Still,  I do not foodscape nearly to the extent–or with the same gorgeous results–as Brie Arthur, author of The Foodscape Revolution: Finding a Better Way to Make Space for Food and Beauty in Your Garden.  When I tell you that the book is published by St. Lynn’s Press,  you will know that it’s going to have that same comprehensive blend of chapters  that not only tell the reader why a foodscape garden is a good idea, but also how to grow all sorts of vegetables  (along with a chart for “hardscape” plants–perennials,  trees and shrubs–for different regions of the country  in case you are creating the garden from scratch and not just tucking edibles in among existing ornamentals).

Of course there are some of the author’s favorite recipes, and methods of preserving your harvest once your plants are ready. One of the sections I found most helpful,  particularly if someone is a newer gardener, is the pages about how to know when to harvest your vegetables.

Arthur shows some projects she has planted that are absolutely lovely as well. And she even has a section on edibles in containers,  if perhaps you are gardening on a balcony or don’t have a bit of land for planting.

What was most noticeable to me is how different her edibles are from mine. While I will occasionally grow corn, if I am going to take up that much space in my garden,  I usually devote it to non-edibles for wildlife.  I suppose I could split the difference and grow something like Aronia, for example.

She also doesn’t talk a lot about herbs, although she does grow them. Her containers have them and her plantings feature them and she does mention basil a few times. For me, herbs are probably 50% of what I grow,  and I always grow more than what I need so that some can flower for the pollinators.

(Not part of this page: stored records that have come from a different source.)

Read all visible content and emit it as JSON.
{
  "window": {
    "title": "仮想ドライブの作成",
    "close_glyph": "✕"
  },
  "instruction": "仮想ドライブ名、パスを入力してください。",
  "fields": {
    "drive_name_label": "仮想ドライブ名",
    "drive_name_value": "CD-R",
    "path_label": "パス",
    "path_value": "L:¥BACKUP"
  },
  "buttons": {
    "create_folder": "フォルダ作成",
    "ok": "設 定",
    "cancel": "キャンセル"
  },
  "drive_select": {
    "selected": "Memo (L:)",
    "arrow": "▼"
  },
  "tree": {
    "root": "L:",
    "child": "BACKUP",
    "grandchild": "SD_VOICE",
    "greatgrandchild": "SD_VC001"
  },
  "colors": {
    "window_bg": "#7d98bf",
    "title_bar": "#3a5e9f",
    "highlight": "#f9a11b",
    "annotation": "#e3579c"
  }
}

I don’t find this a weakness in the book; I just find it interesting.  As I always say,  if we all liked the same thing,  we would have a very boring world!

As usual,  St. Lynn’s kindly provided this review copy to me but all opinions expressed here are mine alone.